This Week's Rare Bird Alert
March 28. 2014 8:10PM
This is New Hampshire Audubon’s Rare Bird Alert for Wednesday, March 26.
A golden eagle was seen in the area of the Vernon Dam on the Connecticut River on March 24 and 25. It was seen both over the river, which is technically in New Hampshire, and on the Vermont side of the river.
Four snowy owls were seen during the past week, including one in Seabrook, one in Hampton, one in Rye, and one on Great Bay near the Portsmouth Country Club, all on March 22. The snowy owl in Rye was also seen on several other days.
Two different rough-legged hawks, dark morph and light morph individuals, were seen at the Pease International Tradeport near Short Road in Newington on several days during the past week.
A spotted towhee was spotted in Rye on Jan. 25, and has been seen many times since then. It was last reported on March 23rd. It has been seen foraging on the ground on the corner nearest the traffic island at the intersection of Central Road and Route 1A.

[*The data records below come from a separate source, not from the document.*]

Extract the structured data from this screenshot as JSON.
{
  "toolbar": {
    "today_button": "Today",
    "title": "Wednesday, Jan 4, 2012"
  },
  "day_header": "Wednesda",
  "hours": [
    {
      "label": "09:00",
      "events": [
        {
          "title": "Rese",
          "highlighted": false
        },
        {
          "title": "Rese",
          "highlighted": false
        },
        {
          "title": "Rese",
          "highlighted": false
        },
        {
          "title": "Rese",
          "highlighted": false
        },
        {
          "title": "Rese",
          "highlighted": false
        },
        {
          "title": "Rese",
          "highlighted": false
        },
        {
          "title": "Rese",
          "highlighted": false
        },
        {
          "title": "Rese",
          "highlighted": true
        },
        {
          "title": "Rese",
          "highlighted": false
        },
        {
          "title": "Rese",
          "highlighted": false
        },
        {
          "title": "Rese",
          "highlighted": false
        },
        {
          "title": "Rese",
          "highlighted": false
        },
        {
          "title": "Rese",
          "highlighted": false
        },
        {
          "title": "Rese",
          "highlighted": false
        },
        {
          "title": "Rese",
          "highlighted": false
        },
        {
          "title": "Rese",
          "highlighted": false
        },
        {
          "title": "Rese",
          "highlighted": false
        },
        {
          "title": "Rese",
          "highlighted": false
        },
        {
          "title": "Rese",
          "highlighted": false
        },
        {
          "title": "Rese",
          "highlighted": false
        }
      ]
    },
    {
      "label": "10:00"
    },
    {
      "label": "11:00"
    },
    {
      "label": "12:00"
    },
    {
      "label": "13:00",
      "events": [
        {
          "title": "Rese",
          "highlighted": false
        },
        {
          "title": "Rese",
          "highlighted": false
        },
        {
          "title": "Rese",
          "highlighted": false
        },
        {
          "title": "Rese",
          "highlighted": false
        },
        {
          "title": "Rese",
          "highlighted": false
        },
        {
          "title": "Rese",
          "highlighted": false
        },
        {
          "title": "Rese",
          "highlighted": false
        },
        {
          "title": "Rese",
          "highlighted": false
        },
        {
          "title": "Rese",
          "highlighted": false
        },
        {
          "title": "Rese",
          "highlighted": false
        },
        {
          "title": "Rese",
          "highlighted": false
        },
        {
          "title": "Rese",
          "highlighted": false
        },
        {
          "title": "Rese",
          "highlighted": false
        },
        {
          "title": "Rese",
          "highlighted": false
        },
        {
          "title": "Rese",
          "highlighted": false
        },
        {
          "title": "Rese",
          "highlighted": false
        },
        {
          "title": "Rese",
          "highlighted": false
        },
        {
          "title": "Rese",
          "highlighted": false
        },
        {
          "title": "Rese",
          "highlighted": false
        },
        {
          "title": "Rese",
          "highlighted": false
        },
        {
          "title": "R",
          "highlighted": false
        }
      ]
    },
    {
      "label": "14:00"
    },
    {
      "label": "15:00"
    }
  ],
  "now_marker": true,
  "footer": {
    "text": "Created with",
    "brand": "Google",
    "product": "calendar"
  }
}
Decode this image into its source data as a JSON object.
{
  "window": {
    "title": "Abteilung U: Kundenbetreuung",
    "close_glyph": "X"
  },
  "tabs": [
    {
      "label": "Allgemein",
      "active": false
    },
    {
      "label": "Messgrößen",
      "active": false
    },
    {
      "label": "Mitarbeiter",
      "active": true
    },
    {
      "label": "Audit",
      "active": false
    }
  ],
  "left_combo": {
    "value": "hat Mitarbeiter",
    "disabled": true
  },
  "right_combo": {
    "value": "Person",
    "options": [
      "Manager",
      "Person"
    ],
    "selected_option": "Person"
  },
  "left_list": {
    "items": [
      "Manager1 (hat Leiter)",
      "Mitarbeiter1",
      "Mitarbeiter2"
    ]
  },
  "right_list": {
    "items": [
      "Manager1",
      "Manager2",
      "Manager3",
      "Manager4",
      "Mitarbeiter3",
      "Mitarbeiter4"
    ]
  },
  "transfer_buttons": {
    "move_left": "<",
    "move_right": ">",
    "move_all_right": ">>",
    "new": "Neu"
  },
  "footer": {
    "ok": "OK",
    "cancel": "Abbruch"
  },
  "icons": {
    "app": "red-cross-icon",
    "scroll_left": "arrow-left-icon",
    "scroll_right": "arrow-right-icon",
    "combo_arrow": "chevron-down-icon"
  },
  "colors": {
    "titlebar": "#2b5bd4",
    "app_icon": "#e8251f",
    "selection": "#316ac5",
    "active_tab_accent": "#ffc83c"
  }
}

A red-headed woodpecker was seen visiting a birdfeeder at a private residence in Newmarket on March 22, but has not been relocated.
A glaucous gull was reported from the Exeter Wastewater Treatment Plant, and two Iceland gulls were reported from Rockingham Park in Salem, all on March 23.
A pair of Barrow’s goldeneyes was seen on the Merrimack River in Manchester on March 25 and 26. A male Barrow’s goldeneye was seen off of Great Boar’s Head in Hampton and another male was seen on Great Bay, both on March 22.
Large numbers of ducks and geese were seen gathering at the Vernon dam on the Connecticut River during the past week, Highlights include three cackling geese, 90 snow geese, and 10 northern pintails.
Five canvasbacks were reported on Great Bay from the Discovery Center in Greenland on March 22.
Eight brant were reported from the coast on March 23.
Two American wigeon were seen on the Winnipesaukee River in Tilton on March 24, and two were seen on Great Bay on the 23rd.
Thirty-seven lesser scaup were seen at the Exeter Wastewater Treatment Plant on March 22, and more than 1,600 greater scaup were tallied on Great Bay on the 23rd.
Several greater scaup and lesser scaup continued to be seen in the Tilton and Laconia area during the past week.
Two hundred ring-necked ducks were seen on Powwow Pond in Kingston on March 23.
A red-necked grebe was seen on the Merrimack River in Boscawen on March 21 and March 23.
Six snow buntings were seen at Hampton Beach State Park on March 23.
A pair of evening grosbeaks was seen visiting a birdfeeder at a private residence in Richmond on March 25 and 26.
A rusty blackbird was seen in Barrington on March 19 and 20, and one was seen in Rye on the 23rd.
Two fox sparrows were seen in Durham on March 24.
There were several American woodcocks and killdeer reported during the past week.
An eastern towhee was reported from Manchester on March 24.There were several reports of migrant tree swallows during the past week including 50 seen foraging over the Merrimack River in Manchester on March 25.
Two eastern phoebes were reported from Hinsdale on March 24.
A greater yellowlegs and a great egret were seen in Rye on March 23.
More than 30 fish crows were reported from Salem on March 23.
There were many turkey vulture sightings during the past week, including 30 in Lakeport on March 24, and 12 in West Lebanon on the 23rd.
Several migrating ospreys, northern harriers, red-shouldered hawks, peregrine falcons, American kestrels, and merlins were seen during the past week.
A pair of peregrine falcons is again nesting on the Brady-Sullivan Tower in Manchester. They can be viewed via webcam at: http://www.spectraaccess.com/?page_id=494. The camera times-out after two minutes, but you can re-access it whenever you want.
This information is also available by phone recording: call 224-9909 and press 2 as directed or ask to be transferred. If you have seen any interesting birds recently, you can leave a message at the end of the recording or send your sightings to the RBA via e-mail at: email@example.com. Please put either “bird sighting” or “Rare Bird Alert” in the subject line and be sure to include your mailing address and phone number. The RBA is also available on-line at the New Hampshire Audubon web site, www.nhaudubon.org.